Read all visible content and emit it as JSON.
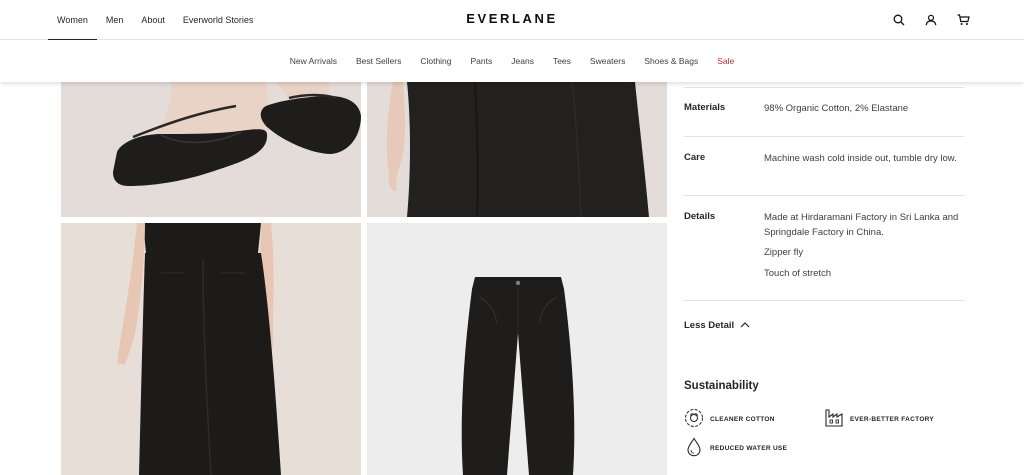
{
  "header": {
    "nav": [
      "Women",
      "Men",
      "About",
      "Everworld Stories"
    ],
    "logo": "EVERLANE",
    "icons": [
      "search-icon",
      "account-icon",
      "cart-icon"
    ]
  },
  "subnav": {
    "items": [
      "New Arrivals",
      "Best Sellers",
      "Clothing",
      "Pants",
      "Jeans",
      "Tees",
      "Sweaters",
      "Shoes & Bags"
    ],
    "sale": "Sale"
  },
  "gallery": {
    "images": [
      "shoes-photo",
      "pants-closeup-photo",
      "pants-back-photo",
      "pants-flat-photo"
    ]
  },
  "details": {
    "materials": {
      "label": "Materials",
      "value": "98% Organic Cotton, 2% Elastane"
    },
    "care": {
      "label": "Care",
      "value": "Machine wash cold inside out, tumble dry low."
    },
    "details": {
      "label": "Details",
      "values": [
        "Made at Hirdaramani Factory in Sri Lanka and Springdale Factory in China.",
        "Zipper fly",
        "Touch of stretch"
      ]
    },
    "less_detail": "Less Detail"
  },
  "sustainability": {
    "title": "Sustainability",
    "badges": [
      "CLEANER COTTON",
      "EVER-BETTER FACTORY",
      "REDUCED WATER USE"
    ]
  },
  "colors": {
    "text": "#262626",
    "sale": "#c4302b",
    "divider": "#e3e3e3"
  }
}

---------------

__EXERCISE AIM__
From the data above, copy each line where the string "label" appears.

__OUTPUT OF THE TASK__
      "label": "Materials",
      "label": "Care",
      "label": "Details",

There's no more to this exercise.